::: Dataset content :::

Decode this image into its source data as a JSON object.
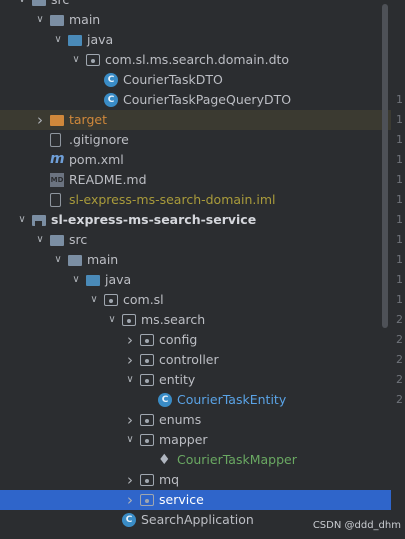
{
  "tree_rows": [
    {
      "label": "src",
      "chevron": "down",
      "icon": "folder-icon",
      "style": ""
    },
    {
      "label": "main",
      "chevron": "down",
      "icon": "folder-icon",
      "style": ""
    },
    {
      "label": "java",
      "chevron": "down",
      "icon": "source-folder-icon",
      "style": ""
    },
    {
      "label": "com.sl.ms.search.domain.dto",
      "chevron": "down",
      "icon": "package-icon",
      "style": ""
    },
    {
      "label": "CourierTaskDTO",
      "chevron": "",
      "icon": "class-icon",
      "style": ""
    },
    {
      "label": "CourierTaskPageQueryDTO",
      "chevron": "",
      "icon": "class-icon",
      "style": ""
    },
    {
      "label": "target",
      "chevron": "right",
      "icon": "target-folder-icon",
      "style": "orange"
    },
    {
      "label": ".gitignore",
      "chevron": "",
      "icon": "gitignore-icon",
      "style": ""
    },
    {
      "label": "pom.xml",
      "chevron": "",
      "icon": "maven-icon",
      "style": ""
    },
    {
      "label": "README.md",
      "chevron": "",
      "icon": "markdown-icon",
      "style": ""
    },
    {
      "label": "sl-express-ms-search-domain.iml",
      "chevron": "",
      "icon": "iml-icon",
      "style": "olive"
    },
    {
      "label": "sl-express-ms-search-service",
      "chevron": "down",
      "icon": "module-icon",
      "style": "bold"
    },
    {
      "label": "src",
      "chevron": "down",
      "icon": "folder-icon",
      "style": ""
    },
    {
      "label": "main",
      "chevron": "down",
      "icon": "folder-icon",
      "style": ""
    },
    {
      "label": "java",
      "chevron": "down",
      "icon": "source-folder-icon",
      "style": ""
    },
    {
      "label": "com.sl",
      "chevron": "down",
      "icon": "package-icon",
      "style": ""
    },
    {
      "label": "ms.search",
      "chevron": "down",
      "icon": "package-icon",
      "style": ""
    },
    {
      "label": "config",
      "chevron": "right",
      "icon": "package-icon",
      "style": ""
    },
    {
      "label": "controller",
      "chevron": "right",
      "icon": "package-icon",
      "style": ""
    },
    {
      "label": "entity",
      "chevron": "down",
      "icon": "package-icon",
      "style": ""
    },
    {
      "label": "CourierTaskEntity",
      "chevron": "",
      "icon": "class-icon",
      "style": "blue"
    },
    {
      "label": "enums",
      "chevron": "right",
      "icon": "package-icon",
      "style": ""
    },
    {
      "label": "mapper",
      "chevron": "down",
      "icon": "package-icon",
      "style": ""
    },
    {
      "label": "CourierTaskMapper",
      "chevron": "",
      "icon": "mybatis-icon",
      "style": "green"
    },
    {
      "label": "mq",
      "chevron": "right",
      "icon": "package-icon",
      "style": ""
    },
    {
      "label": "service",
      "chevron": "right",
      "icon": "package-icon",
      "style": ""
    },
    {
      "label": "SearchApplication",
      "chevron": "",
      "icon": "spring-class-icon",
      "style": ""
    }
  ],
  "gutter_numbers": [
    "1",
    "1",
    "1",
    "1",
    "1",
    "1",
    "1",
    "1",
    "1",
    "1",
    "1",
    "2",
    "2",
    "2",
    "2",
    "2"
  ],
  "watermark": "CSDN @ddd_dhm",
  "colors": {
    "background": "#2b2d30",
    "selection": "#2f65ca",
    "excluded": "#3b3a31",
    "accent_blue": "#5aa3e6"
  }
}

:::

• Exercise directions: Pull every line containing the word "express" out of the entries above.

• Answer to this exercise:
      "label": "sl-express-ms-search-domain.iml",
      "label": "sl-express-ms-search-service",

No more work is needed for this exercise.